ACTIVITY: An exact reproduction of the records is required, with all pictures omitted.

=-=-=-=-=

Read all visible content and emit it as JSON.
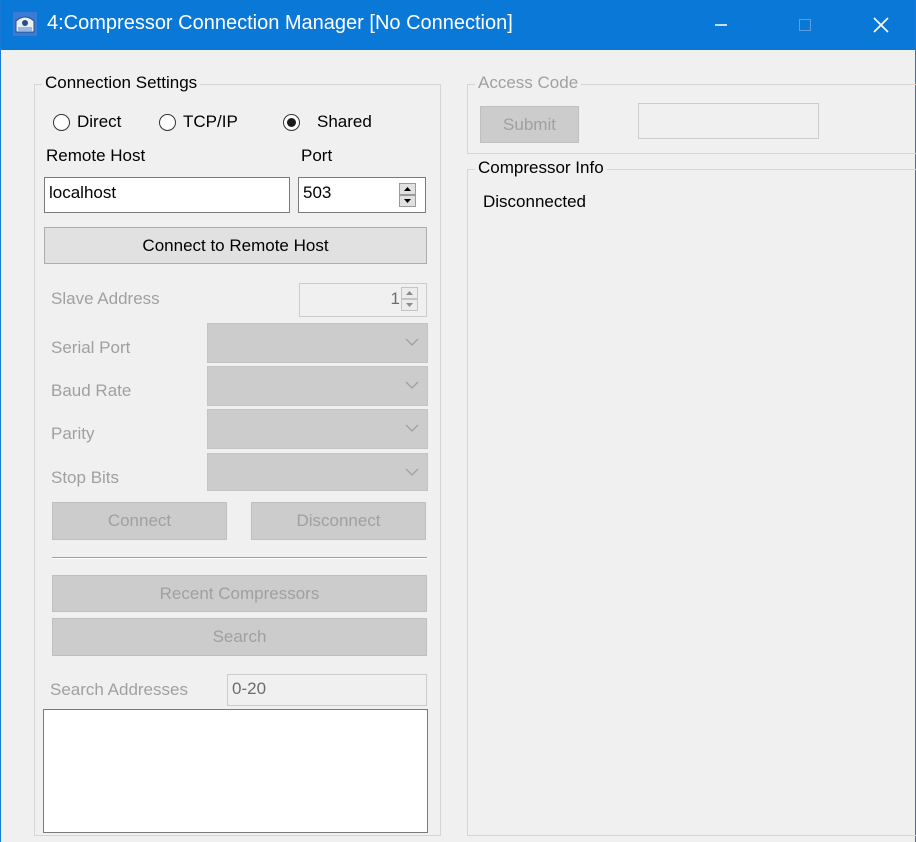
{
  "window": {
    "title": "4:Compressor Connection Manager [No Connection]",
    "colors": {
      "titlebar": "#0a78d7",
      "background": "#f0f0f0"
    },
    "icons": [
      "app-icon",
      "minimize-icon",
      "maximize-icon",
      "close-icon"
    ]
  },
  "connection_settings": {
    "legend": "Connection Settings",
    "modes": [
      {
        "label": "Direct",
        "selected": false
      },
      {
        "label": "TCP/IP",
        "selected": false
      },
      {
        "label": "Shared",
        "selected": true
      }
    ],
    "remote_host_label": "Remote Host",
    "remote_host_value": "localhost",
    "port_label": "Port",
    "port_value": "503",
    "connect_remote_label": "Connect to Remote Host",
    "slave_address_label": "Slave Address",
    "slave_address_value": "1",
    "serial_port_label": "Serial Port",
    "baud_rate_label": "Baud Rate",
    "parity_label": "Parity",
    "stop_bits_label": "Stop Bits",
    "connect_label": "Connect",
    "disconnect_label": "Disconnect",
    "recent_compressors_label": "Recent Compressors",
    "search_label": "Search",
    "search_addresses_label": "Search Addresses",
    "search_addresses_value": "0-20"
  },
  "access_code": {
    "legend": "Access Code",
    "submit_label": "Submit",
    "value": ""
  },
  "compressor_info": {
    "legend": "Compressor Info",
    "status": "Disconnected"
  }
}
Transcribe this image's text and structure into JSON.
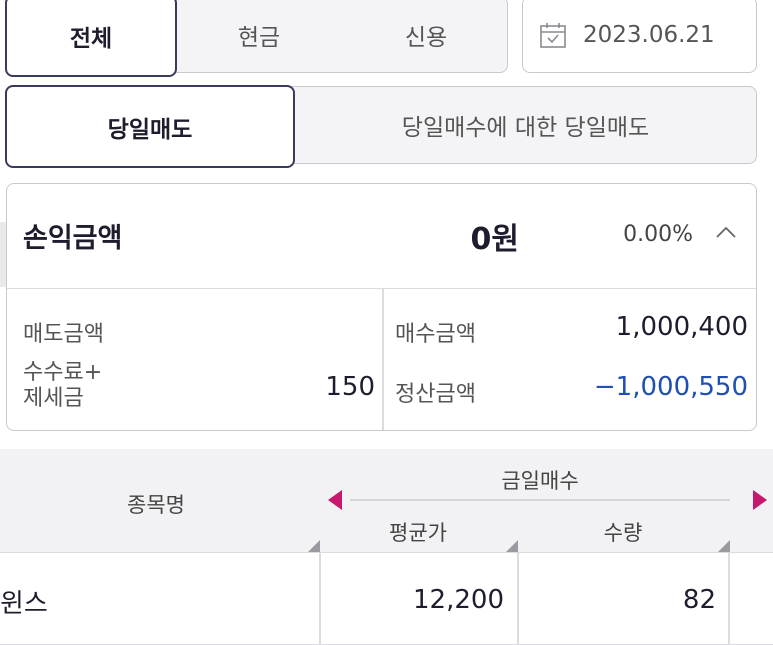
{
  "account_tabs": [
    "전체",
    "현금",
    "신용"
  ],
  "date": "2023.06.21",
  "trade_tabs": [
    "당일매도",
    "당일매수에 대한 당일매도"
  ],
  "summary": {
    "profit_label": "손익금액",
    "profit_amount": "0원",
    "profit_rate": "0.00%",
    "sell_amount_label": "매도금액",
    "sell_amount_value": "",
    "fee_tax_label_1": "수수료+",
    "fee_tax_label_2": "제세금",
    "fee_tax_value": "150",
    "buy_amount_label": "매수금액",
    "buy_amount_value": "1,000,400",
    "settle_label": "정산금액",
    "settle_value": "−1,000,550"
  },
  "table": {
    "col_name": "종목명",
    "group_header": "금일매수",
    "col_avg_price": "평균가",
    "col_qty": "수량",
    "rows": [
      {
        "name": "윈스",
        "avg_price": "12,200",
        "qty": "82"
      }
    ]
  },
  "colors": {
    "accent_border": "#3a3b5c",
    "negative": "#1f4fb0",
    "arrow": "#c8176e"
  },
  "icons": [
    "calendar-icon",
    "chevron-up-icon",
    "arrow-left-icon",
    "arrow-right-icon"
  ]
}
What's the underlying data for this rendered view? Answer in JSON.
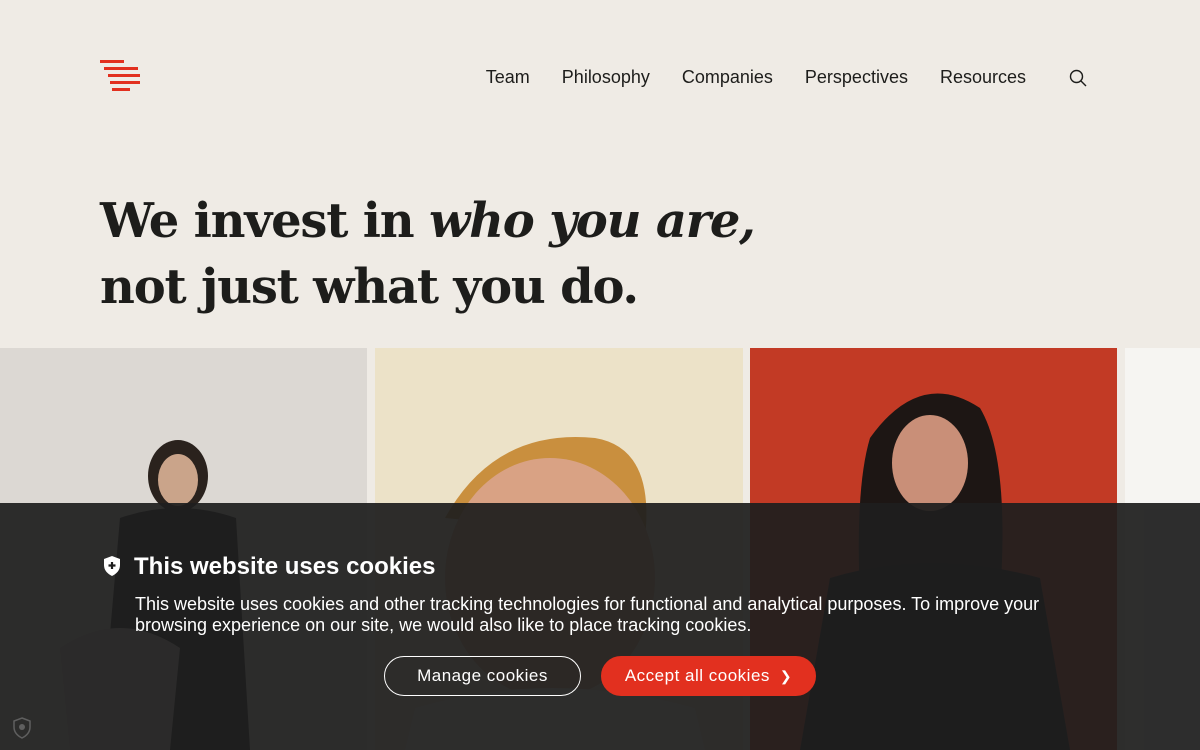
{
  "header": {
    "logo_icon": "stacked-lines-logo",
    "nav": [
      "Team",
      "Philosophy",
      "Companies",
      "Perspectives",
      "Resources"
    ],
    "search_icon": "search-icon"
  },
  "hero": {
    "line1_plain": "We invest in ",
    "line1_italic": "who you are,",
    "line2": "not just what you do."
  },
  "cookie_banner": {
    "title": "This website uses cookies",
    "text": "This website uses cookies and other tracking technologies for functional and analytical purposes. To improve your browsing experience on our site, we would also like to place tracking cookies.",
    "manage_label": "Manage cookies",
    "accept_label": "Accept all cookies",
    "accept_icon": "chevron-right-icon"
  },
  "colors": {
    "accent": "#e2301f",
    "background": "#efebe5",
    "banner": "#1e1e1e"
  }
}
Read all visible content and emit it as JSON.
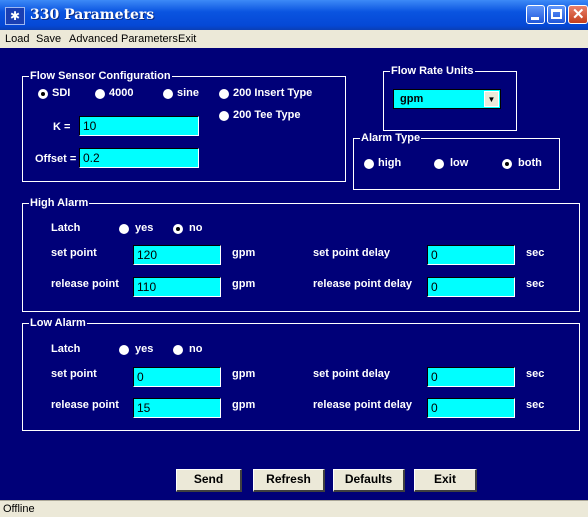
{
  "window": {
    "title": "330 Parameters"
  },
  "menu": {
    "load": "Load",
    "save": "Save",
    "advanced": "Advanced Parameters",
    "exit": "Exit"
  },
  "flow_sensor": {
    "title": "Flow Sensor Configuration",
    "options": [
      "SDI",
      "4000",
      "sine",
      "200 Insert Type",
      "200 Tee Type"
    ],
    "selected": "SDI",
    "k_label": "K =",
    "k_value": "10",
    "offset_label": "Offset =",
    "offset_value": "0.2"
  },
  "flow_rate_units": {
    "title": "Flow Rate Units",
    "value": "gpm"
  },
  "alarm_type": {
    "title": "Alarm Type",
    "options": [
      "high",
      "low",
      "both"
    ],
    "selected": "both"
  },
  "high_alarm": {
    "title": "High Alarm",
    "latch_label": "Latch",
    "yes": "yes",
    "no": "no",
    "latch_selected": "no",
    "set_point_label": "set point",
    "set_point": "120",
    "set_point_unit": "gpm",
    "release_point_label": "release point",
    "release_point": "110",
    "release_point_unit": "gpm",
    "set_delay_label": "set point delay",
    "set_delay": "0",
    "set_delay_unit": "sec",
    "release_delay_label": "release point delay",
    "release_delay": "0",
    "release_delay_unit": "sec"
  },
  "low_alarm": {
    "title": "Low Alarm",
    "latch_label": "Latch",
    "yes": "yes",
    "no": "no",
    "latch_selected": "none",
    "set_point_label": "set point",
    "set_point": "0",
    "set_point_unit": "gpm",
    "release_point_label": "release point",
    "release_point": "15",
    "release_point_unit": "gpm",
    "set_delay_label": "set point delay",
    "set_delay": "0",
    "set_delay_unit": "sec",
    "release_delay_label": "release point delay",
    "release_delay": "0",
    "release_delay_unit": "sec"
  },
  "buttons": {
    "send": "Send",
    "refresh": "Refresh",
    "defaults": "Defaults",
    "exit": "Exit"
  },
  "status": {
    "text": "Offline"
  }
}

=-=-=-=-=

WRITTEN SOLUTION:
Read all visible content and emit it as JSON.
{
  "window": {
    "title": "4:Compressor Connection Manager [No Connection]",
    "colors": {
      "titlebar": "#0a78d7",
      "background": "#f0f0f0"
    },
    "icons": [
      "app-icon",
      "minimize-icon",
      "maximize-icon",
      "close-icon"
    ]
  },
  "connection_settings": {
    "legend": "Connection Settings",
    "modes": [
      {
        "label": "Direct",
        "selected": false
      },
      {
        "label": "TCP/IP",
        "selected": false
      },
      {
        "label": "Shared",
        "selected": true
      }
    ],
    "remote_host_label": "Remote Host",
    "remote_host_value": "localhost",
    "port_label": "Port",
    "port_value": "503",
    "connect_remote_label": "Connect to Remote Host",
    "slave_address_label": "Slave Address",
    "slave_address_value": "1",
    "serial_port_label": "Serial Port",
    "baud_rate_label": "Baud Rate",
    "parity_label": "Parity",
    "stop_bits_label": "Stop Bits",
    "connect_label": "Connect",
    "disconnect_label": "Disconnect",
    "recent_compressors_label": "Recent Compressors",
    "search_label": "Search",
    "search_addresses_label": "Search Addresses",
    "search_addresses_value": "0-20"
  },
  "access_code": {
    "legend": "Access Code",
    "submit_label": "Submit",
    "value": ""
  },
  "compressor_info": {
    "legend": "Compressor Info",
    "status": "Disconnected"
  }
}
Transcribe this image's text and structure into JSON.
{
  "account_tabs": [
    "전체",
    "현금",
    "신용"
  ],
  "date": "2023.06.21",
  "trade_tabs": [
    "당일매도",
    "당일매수에 대한 당일매도"
  ],
  "summary": {
    "profit_label": "손익금액",
    "profit_amount": "0원",
    "profit_rate": "0.00%",
    "sell_amount_label": "매도금액",
    "sell_amount_value": "",
    "fee_tax_label_1": "수수료+",
    "fee_tax_label_2": "제세금",
    "fee_tax_value": "150",
    "buy_amount_label": "매수금액",
    "buy_amount_value": "1,000,400",
    "settle_label": "정산금액",
    "settle_value": "−1,000,550"
  },
  "table": {
    "col_name": "종목명",
    "group_header": "금일매수",
    "col_avg_price": "평균가",
    "col_qty": "수량",
    "rows": [
      {
        "name": "윈스",
        "avg_price": "12,200",
        "qty": "82"
      }
    ]
  },
  "colors": {
    "accent_border": "#3a3b5c",
    "negative": "#1f4fb0",
    "arrow": "#c8176e"
  },
  "icons": [
    "calendar-icon",
    "chevron-up-icon",
    "arrow-left-icon",
    "arrow-right-icon"
  ]
}
What's the underlying data for this rendered view? Answer in JSON.
{
  "header": {
    "logo_icon": "stacked-lines-logo",
    "nav": [
      "Team",
      "Philosophy",
      "Companies",
      "Perspectives",
      "Resources"
    ],
    "search_icon": "search-icon"
  },
  "hero": {
    "line1_plain": "We invest in ",
    "line1_italic": "who you are,",
    "line2": "not just what you do."
  },
  "cookie_banner": {
    "title": "This website uses cookies",
    "text": "This website uses cookies and other tracking technologies for functional and analytical purposes. To improve your browsing experience on our site, we would also like to place tracking cookies.",
    "manage_label": "Manage cookies",
    "accept_label": "Accept all cookies",
    "accept_icon": "chevron-right-icon"
  },
  "colors": {
    "accent": "#e2301f",
    "background": "#efebe5",
    "banner": "#1e1e1e"
  }
}
Read all visible content and emit it as JSON.
{
  "window": {
    "title": "330 Parameters"
  },
  "menu": {
    "load": "Load",
    "save": "Save",
    "advanced": "Advanced Parameters",
    "exit": "Exit"
  },
  "flow_sensor": {
    "title": "Flow Sensor Configuration",
    "options": [
      "SDI",
      "4000",
      "sine",
      "200 Insert Type",
      "200 Tee Type"
    ],
    "selected": "SDI",
    "k_label": "K =",
    "k_value": "10",
    "offset_label": "Offset =",
    "offset_value": "0.2"
  },
  "flow_rate_units": {
    "title": "Flow Rate Units",
    "value": "gpm"
  },
  "alarm_type": {
    "title": "Alarm Type",
    "options": [
      "high",
      "low",
      "both"
    ],
    "selected": "both"
  },
  "high_alarm": {
    "title": "High Alarm",
    "latch_label": "Latch",
    "yes": "yes",
    "no": "no",
    "latch_selected": "no",
    "set_point_label": "set point",
    "set_point": "120",
    "set_point_unit": "gpm",
    "release_point_label": "release point",
    "release_point": "110",
    "release_point_unit": "gpm",
    "set_delay_label": "set point delay",
    "set_delay": "0",
    "set_delay_unit": "sec",
    "release_delay_label": "release point delay",
    "release_delay": "0",
    "release_delay_unit": "sec"
  },
  "low_alarm": {
    "title": "Low Alarm",
    "latch_label": "Latch",
    "yes": "yes",
    "no": "no",
    "latch_selected": "none",
    "set_point_label": "set point",
    "set_point": "0",
    "set_point_unit": "gpm",
    "release_point_label": "release point",
    "release_point": "15",
    "release_point_unit": "gpm",
    "set_delay_label": "set point delay",
    "set_delay": "0",
    "set_delay_unit": "sec",
    "release_delay_label": "release point delay",
    "release_delay": "0",
    "release_delay_unit": "sec"
  },
  "buttons": {
    "send": "Send",
    "refresh": "Refresh",
    "defaults": "Defaults",
    "exit": "Exit"
  },
  "status": {
    "text": "Offline"
  }
}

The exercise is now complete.